The word 'history' (in all Romance languages and in English) derives from the ancient Greek t a • o p tv, in the Ionic dialect [Keuck, 1934]. This form derives from the Indoeuropean root wid-, weid, 'to see'. Whence the Sanskrit vettas, 'witness', in the sense of 'he who sees'. This conception of sight as the essential source of knowledge leads to the idea that to'twp 'he who sees' is also he who knows: to'topetv in ancient Greek means 'trying to know', 'getting informed'. lo't<..>ptv means thus 'inquiry' .... To see, whence to know, is a first problem. (Jacques Le Goff, 'History', in Enciclopedia Einaudi)

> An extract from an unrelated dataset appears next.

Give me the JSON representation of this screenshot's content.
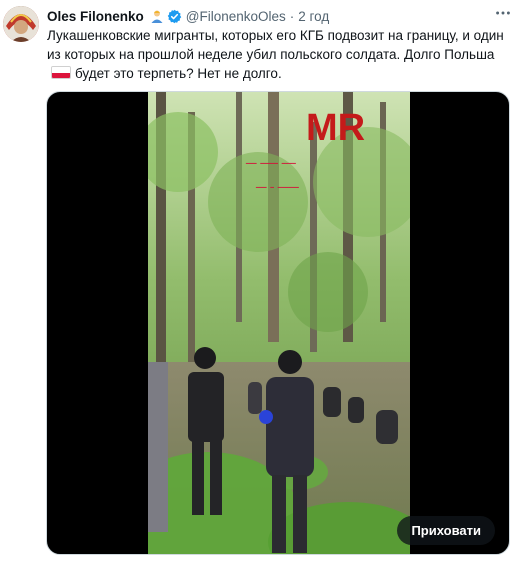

In the last decade, history teaching in Italian elementary schools has seen significant changes. The New Programmes which came out in 1985 have emphasized the reconstructive character of historical knowledge, and the necessity of paying attention to the methodological procedures of historical research.